■ What needs to be done ■
Pull every line with "tags" from the entries below.

● ● ● ● ● ● ●

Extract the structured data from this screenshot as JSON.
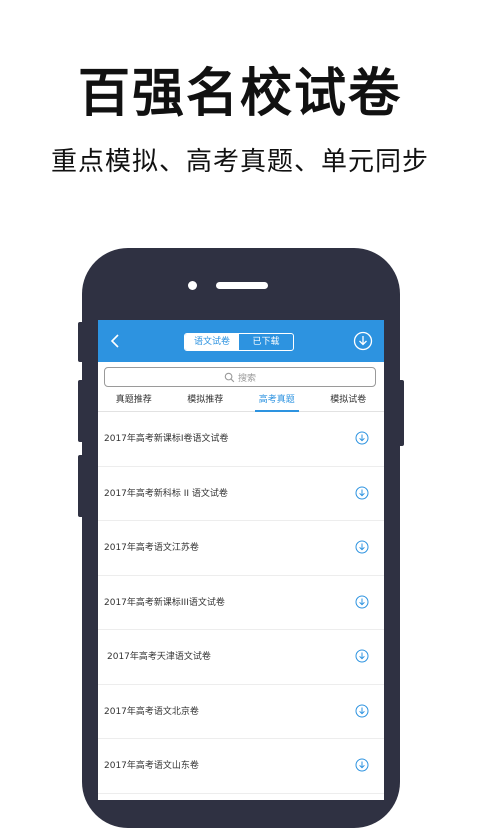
{
  "promo": {
    "headline": "百强名校试卷",
    "subheadline": "重点模拟、高考真题、单元同步"
  },
  "app": {
    "nav": {
      "segments": [
        "语文试卷",
        "已下载"
      ],
      "active_segment": "语文试卷"
    },
    "search": {
      "placeholder": "搜索"
    },
    "tabs": [
      "真题推荐",
      "模拟推荐",
      "高考真题",
      "模拟试卷"
    ],
    "active_tab": "高考真题",
    "papers": [
      "2017年高考新课标I卷语文试卷",
      "2017年高考新科标 II 语文试卷",
      "2017年高考语文江苏卷",
      "2017年高考新课标III语文试卷",
      "2017年高考天津语文试卷",
      "2017年高考语文北京卷",
      "2017年高考语文山东卷"
    ],
    "colors": {
      "primary": "#2d93e0",
      "phone_body": "#2f3142"
    },
    "icons": [
      "back-icon",
      "download-icon",
      "search-icon",
      "download-circle-icon"
    ]
  }
}
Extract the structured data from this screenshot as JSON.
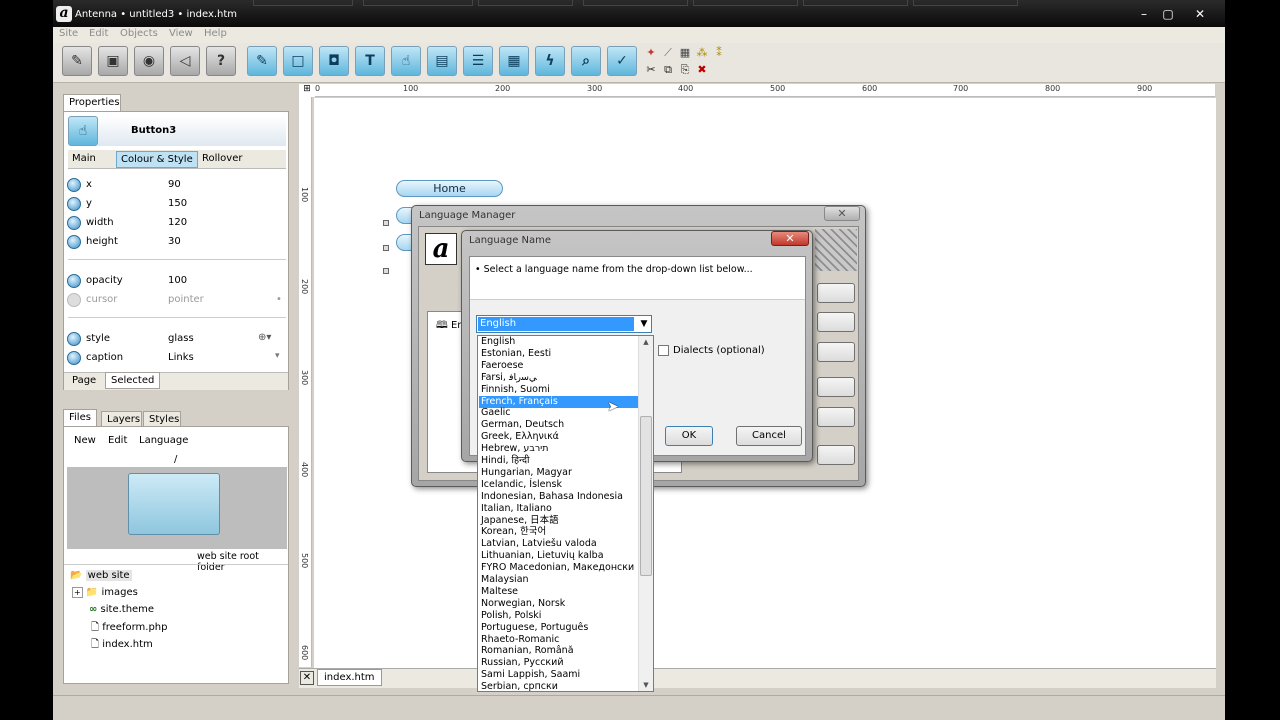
{
  "window": {
    "title": "Antenna • untitled3 • index.htm",
    "controls": [
      "–",
      "▢",
      "✕"
    ]
  },
  "menu": [
    "Site",
    "Edit",
    "Objects",
    "View",
    "Help"
  ],
  "toolbar": {
    "buttons": [
      "publish",
      "save",
      "preview",
      "back",
      "help",
      "pencil",
      "frame",
      "image",
      "text",
      "button",
      "window",
      "list",
      "media",
      "flash",
      "search",
      "form"
    ]
  },
  "properties": {
    "panel_tab": "Properties",
    "object_name": "Button3",
    "tabs": [
      "Main",
      "Colour & Style",
      "Rollover"
    ],
    "rows": [
      {
        "label": "x",
        "value": "90"
      },
      {
        "label": "y",
        "value": "150"
      },
      {
        "label": "width",
        "value": "120"
      },
      {
        "label": "height",
        "value": "30"
      },
      {
        "label": "opacity",
        "value": "100"
      },
      {
        "label": "cursor",
        "value": "pointer"
      },
      {
        "label": "style",
        "value": "glass"
      },
      {
        "label": "caption",
        "value": "Links"
      }
    ],
    "bottom_tabs": [
      "Page",
      "Selected"
    ]
  },
  "files_panel": {
    "tabs": [
      "Files",
      "Layers",
      "Styles"
    ],
    "menu": [
      "New",
      "Edit",
      "Language"
    ],
    "path": "/",
    "folder_caption": "web site root folder",
    "tree": [
      "web site",
      "images",
      "site.theme",
      "freeform.php",
      "index.htm"
    ]
  },
  "ruler": {
    "h": [
      "0",
      "100",
      "200",
      "300",
      "400",
      "500",
      "600",
      "700",
      "800",
      "900"
    ],
    "v": [
      "100",
      "200",
      "300",
      "400",
      "500",
      "600"
    ]
  },
  "canvas": {
    "nav_button": "Home",
    "doc_tab": "index.htm"
  },
  "language_manager": {
    "title": "Language Manager",
    "list_item": "Engl"
  },
  "language_name": {
    "title": "Language Name",
    "instruction": "• Select a language name from the drop-down list below...",
    "selected": "English",
    "dialects_label": "Dialects (optional)",
    "ok": "OK",
    "cancel": "Cancel"
  },
  "languages": [
    "English",
    "Estonian, Eesti",
    "Faeroese",
    "Farsi, ﻲﺳﺭﺎﻓ",
    "Finnish, Suomi",
    "French, Français",
    "Gaelic",
    "German, Deutsch",
    "Greek, Ελληνικά",
    "Hebrew, תירבע",
    "Hindi, हिन्दी",
    "Hungarian, Magyar",
    "Icelandic, Íslensk",
    "Indonesian, Bahasa Indonesia",
    "Italian, Italiano",
    "Japanese, 日本語",
    "Korean, 한국어",
    "Latvian, Latviešu valoda",
    "Lithuanian, Lietuvių kalba",
    "FYRO Macedonian, Македонски",
    "Malaysian",
    "Maltese",
    "Norwegian, Norsk",
    "Polish, Polski",
    "Portuguese, Português",
    "Rhaeto-Romanic",
    "Romanian, Română",
    "Russian, Русский",
    "Sami Lappish, Saami",
    "Serbian, српски"
  ],
  "highlighted_language": "French, Français",
  "colors": {
    "accent": "#3399ff",
    "button_glass": "#a7d6f1",
    "title_bar": "#0a0a0a"
  }
}
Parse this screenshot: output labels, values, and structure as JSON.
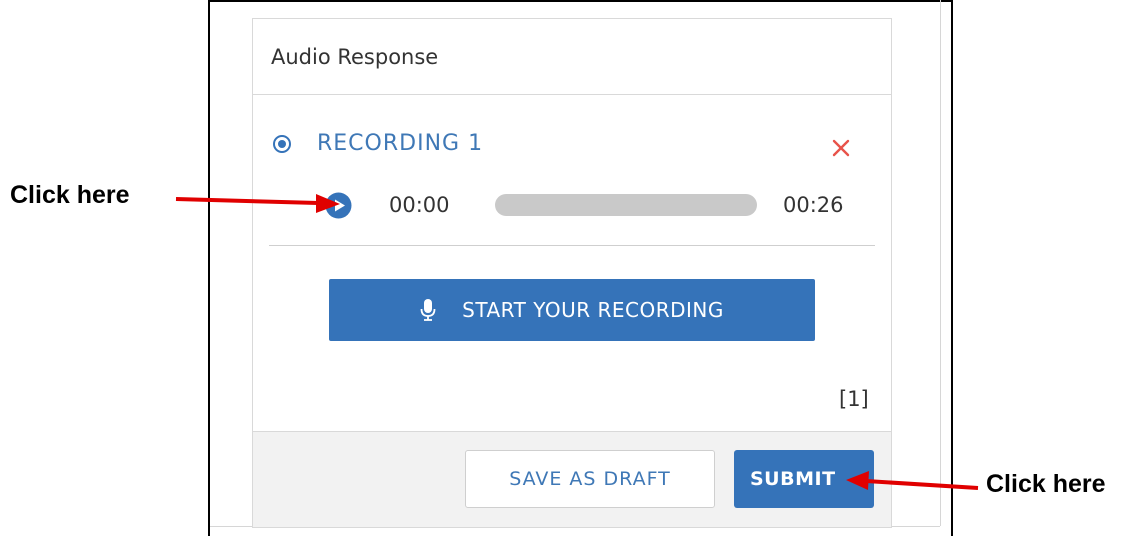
{
  "panel": {
    "title": "Audio Response"
  },
  "recording": {
    "label": "RECORDING 1",
    "time_current": "00:00",
    "time_total": "00:26",
    "progress": 0
  },
  "actions": {
    "start_label": "START YOUR RECORDING",
    "count": "[1]",
    "save_draft_label": "SAVE AS DRAFT",
    "submit_label": "SUBMIT"
  },
  "annotations": {
    "left_callout": "Click here",
    "right_callout": "Click here"
  },
  "colors": {
    "primary": "#3573b9",
    "link_text": "#3f78b6",
    "delete": "#e8534a",
    "arrow": "#e00000"
  },
  "icons": {
    "radio": "radio-selected-icon",
    "delete": "close-icon",
    "play": "play-icon",
    "mic": "microphone-icon"
  }
}
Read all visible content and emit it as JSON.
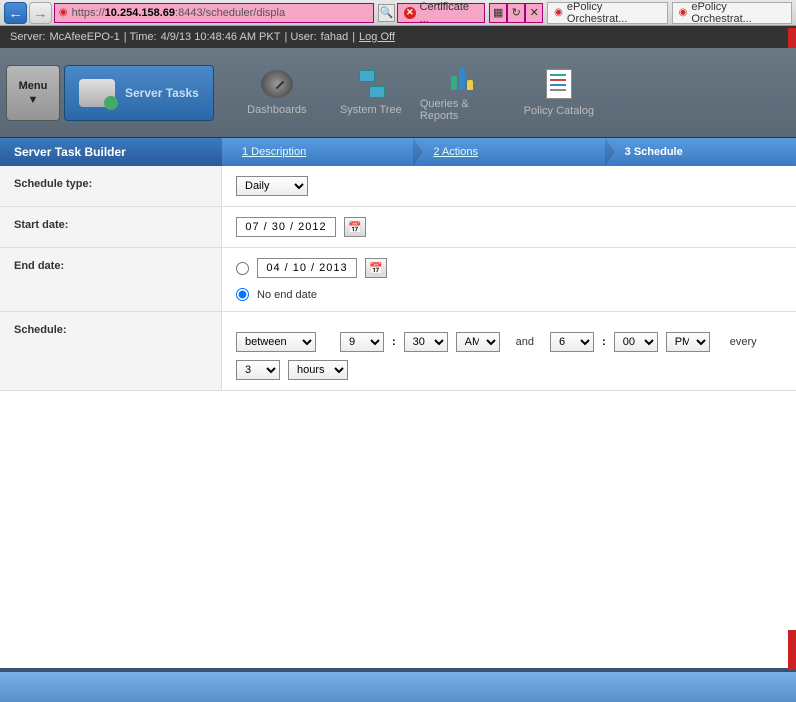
{
  "browser": {
    "url_prefix": "https://",
    "url_ip": "10.254.158.69",
    "url_suffix": ":8443/scheduler/displa",
    "cert_text": "Certificate ...",
    "tab1": "ePolicy Orchestrat...",
    "tab2": "ePolicy Orchestrat..."
  },
  "status": {
    "server": "McAfeeEPO-1",
    "time": "4/9/13 10:48:46 AM PKT",
    "user": "fahad",
    "logoff": "Log Off"
  },
  "toolbar": {
    "menu": "Menu",
    "server_tasks": "Server Tasks",
    "dashboards": "Dashboards",
    "system_tree": "System Tree",
    "queries": "Queries & Reports",
    "policy_catalog": "Policy Catalog"
  },
  "wizard": {
    "title": "Server Task Builder",
    "step1": "1 Description",
    "step2": "2 Actions",
    "step3": "3 Schedule"
  },
  "form": {
    "schedule_type_label": "Schedule type:",
    "schedule_type_value": "Daily",
    "start_date_label": "Start date:",
    "start_date_value": "07 / 30 / 2012",
    "end_date_label": "End date:",
    "end_date_value": "04 / 10 / 2013",
    "no_end_date": "No end date",
    "schedule_label": "Schedule:",
    "between": "between",
    "start_hour": "9",
    "start_min": "30",
    "start_ampm": "AM",
    "and": "and",
    "end_hour": "6",
    "end_min": "00",
    "end_ampm": "PM",
    "every": "every",
    "every_val": "3",
    "every_unit": "hours"
  }
}
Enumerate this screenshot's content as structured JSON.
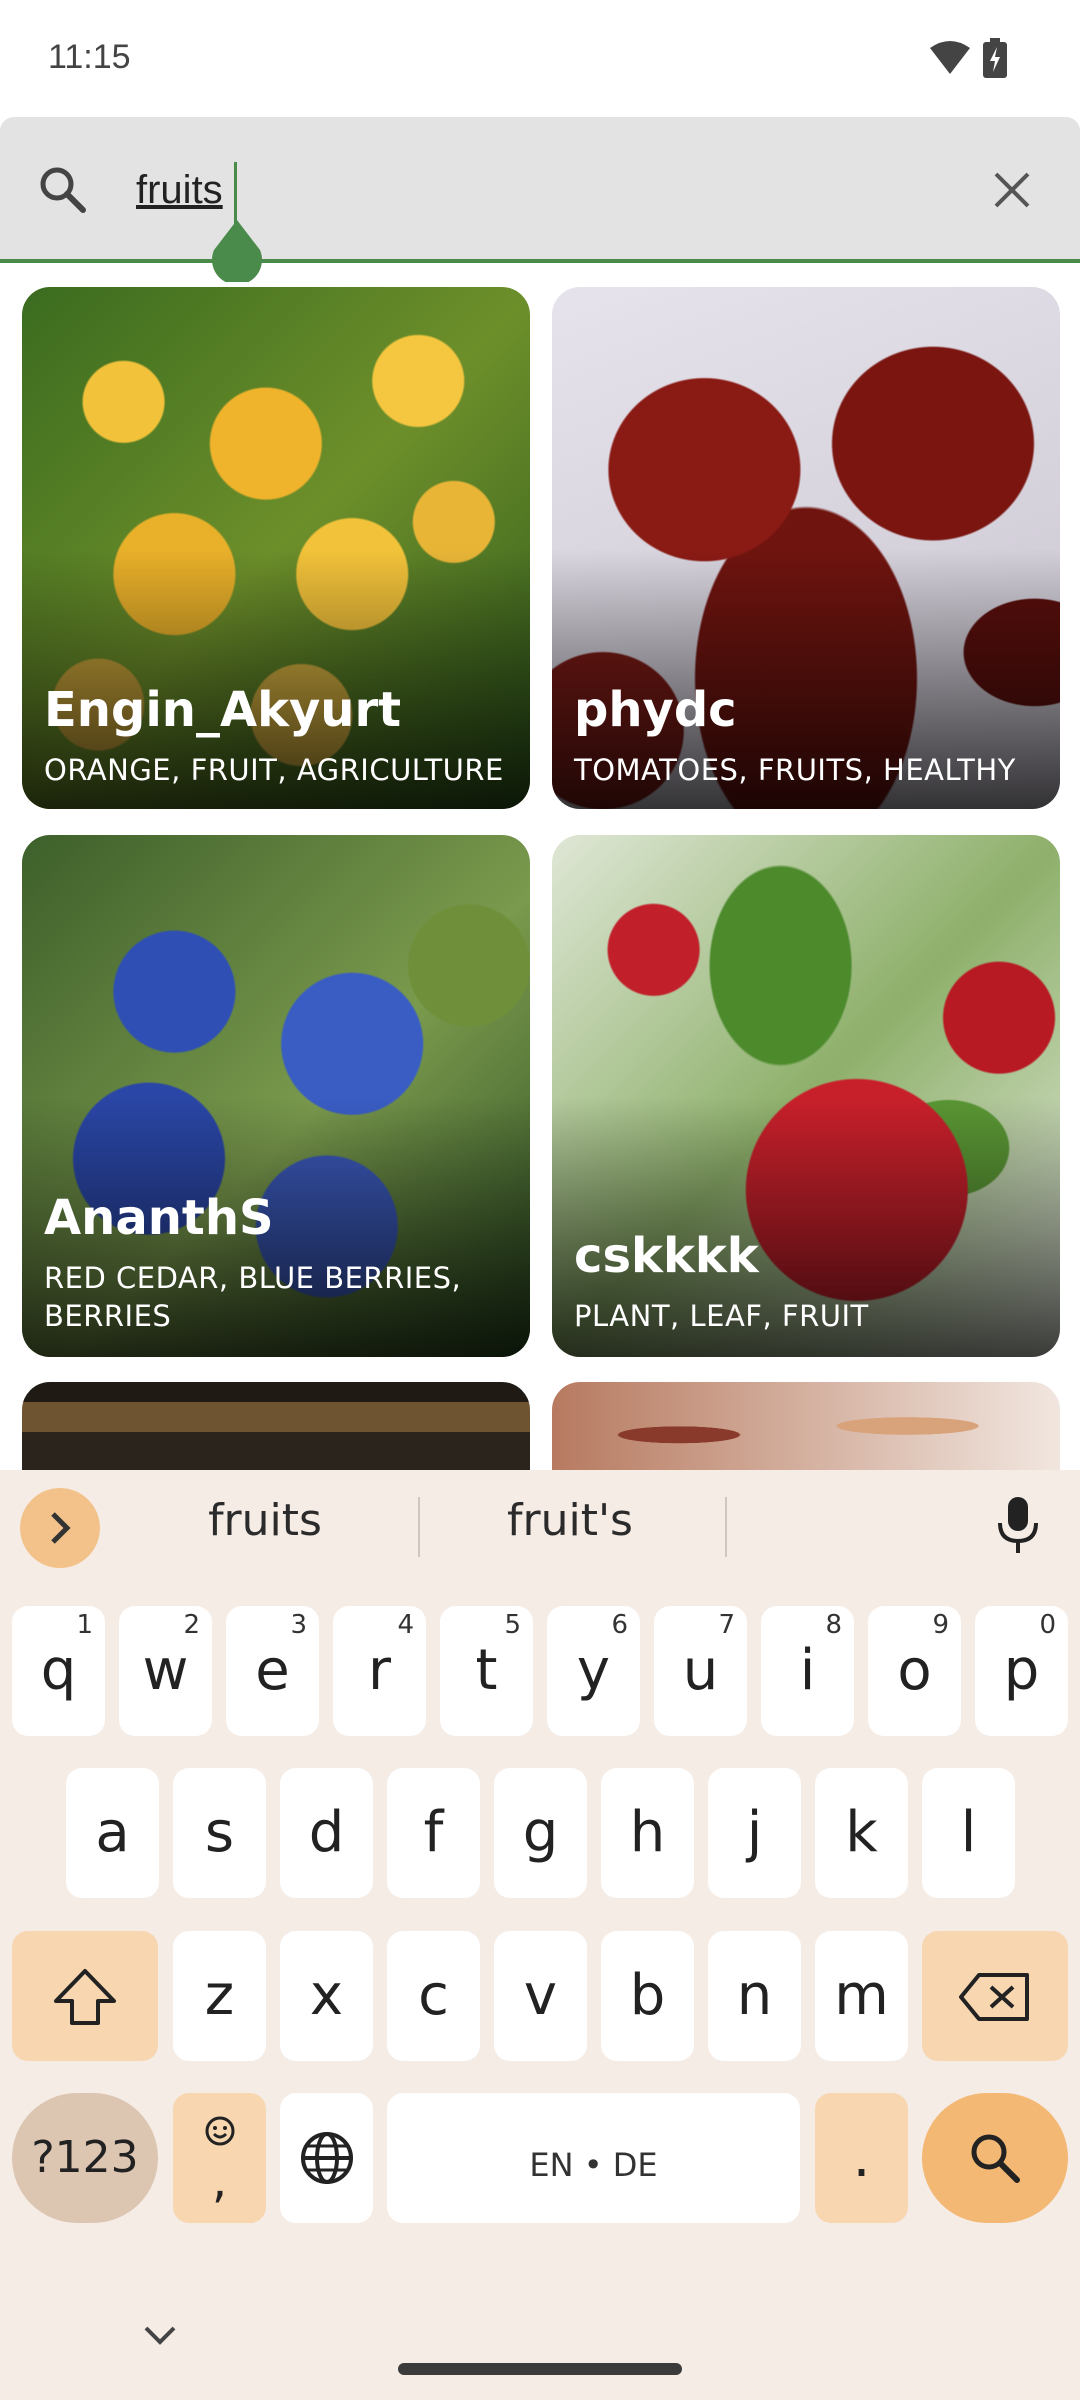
{
  "status_bar": {
    "time": "11:15",
    "icons": [
      "wifi-icon",
      "battery-charging-icon"
    ]
  },
  "search": {
    "query": "fruits",
    "icons": [
      "search-icon",
      "close-icon"
    ],
    "accent": "#4a8a4a"
  },
  "results": [
    {
      "author": "Engin_Akyurt",
      "tags": "ORANGE, FRUIT, AGRICULTURE"
    },
    {
      "author": "phydc",
      "tags": "TOMATOES, FRUITS, HEALTHY"
    },
    {
      "author": "AnanthS",
      "tags": "RED CEDAR, BLUE BERRIES, BERRIES"
    },
    {
      "author": "cskkkk",
      "tags": "PLANT, LEAF, FRUIT"
    }
  ],
  "keyboard": {
    "suggestions": [
      "fruits",
      "fruit's"
    ],
    "row1": [
      {
        "k": "q",
        "h": "1"
      },
      {
        "k": "w",
        "h": "2"
      },
      {
        "k": "e",
        "h": "3"
      },
      {
        "k": "r",
        "h": "4"
      },
      {
        "k": "t",
        "h": "5"
      },
      {
        "k": "y",
        "h": "6"
      },
      {
        "k": "u",
        "h": "7"
      },
      {
        "k": "i",
        "h": "8"
      },
      {
        "k": "o",
        "h": "9"
      },
      {
        "k": "p",
        "h": "0"
      }
    ],
    "row2": [
      "a",
      "s",
      "d",
      "f",
      "g",
      "h",
      "j",
      "k",
      "l"
    ],
    "row3": [
      "z",
      "x",
      "c",
      "v",
      "b",
      "n",
      "m"
    ],
    "symbols_label": "?123",
    "comma": ",",
    "space_label": "EN • DE",
    "period": ".",
    "colors": {
      "background": "#f6ece6",
      "function_key": "#f7d6b0",
      "action_key": "#f3b874"
    }
  }
}
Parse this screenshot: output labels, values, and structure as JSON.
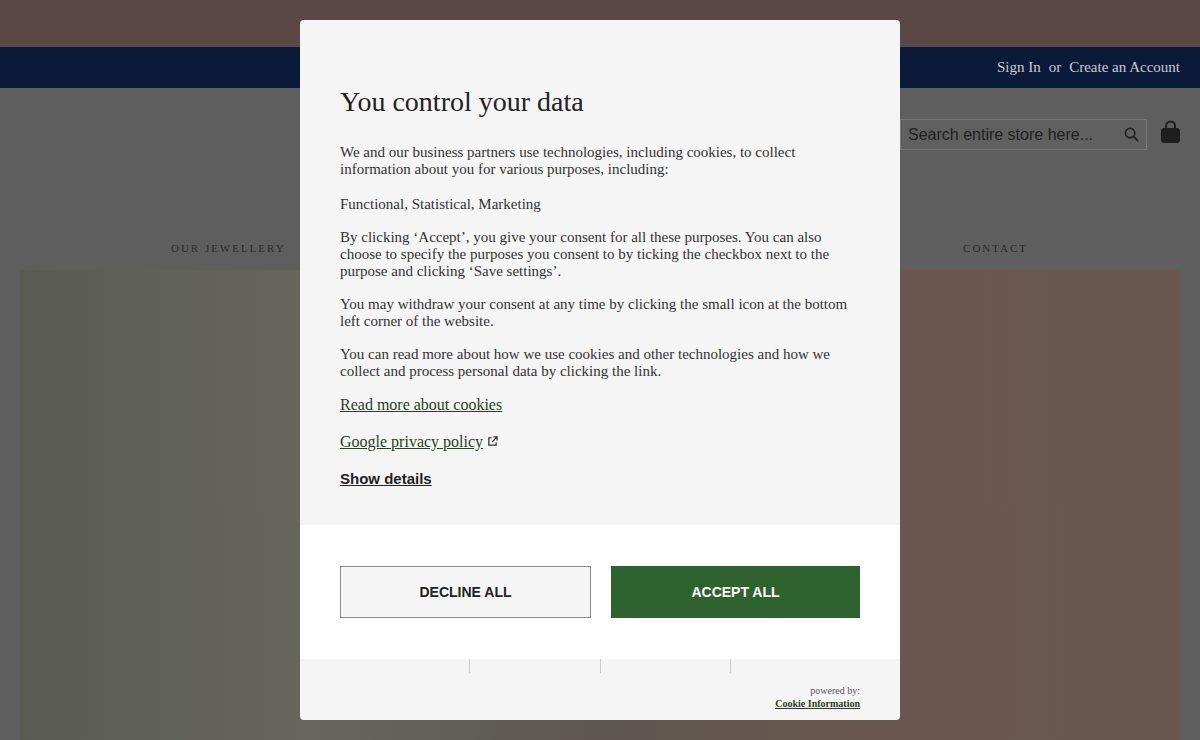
{
  "header": {
    "account_links": [
      "Sign In",
      "or",
      "Create an Account"
    ],
    "search": {
      "placeholder": "Search entire store here..."
    },
    "nav": [
      "OUR JEWELLERY",
      "CONTACT"
    ]
  },
  "dialog": {
    "title": "You control your data",
    "intro": "We and our business partners use technologies, including cookies, to collect information about you for various purposes, including:",
    "purposes": "Functional, Statistical, Marketing",
    "paragraphs": [
      "By clicking ‘Accept’, you give your consent for all these purposes. You can also choose to specify the purposes you consent to by ticking the checkbox next to the purpose and clicking ‘Save settings’.",
      "You may withdraw your consent at any time by clicking the small icon at the bottom left corner of the website.",
      "You can read more about how we use cookies and other technologies and how we collect and process personal data by clicking the link."
    ],
    "links": [
      {
        "label": "Read more about cookies",
        "external": false
      },
      {
        "label": "Google privacy policy",
        "external": true
      }
    ],
    "details": "Show details",
    "buttons": [
      "DECLINE ALL",
      "ACCEPT ALL"
    ],
    "powered_by": "powered by:",
    "brand": "Cookie Information"
  }
}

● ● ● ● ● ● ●

■ Result of this task ■
      "tags": "ORANGE, FRUIT, AGRICULTURE"
      "tags": "TOMATOES, FRUITS, HEALTHY"
      "tags": "RED CEDAR, BLUE BERRIES, BERRIES"
      "tags": "PLANT, LEAF, FRUIT"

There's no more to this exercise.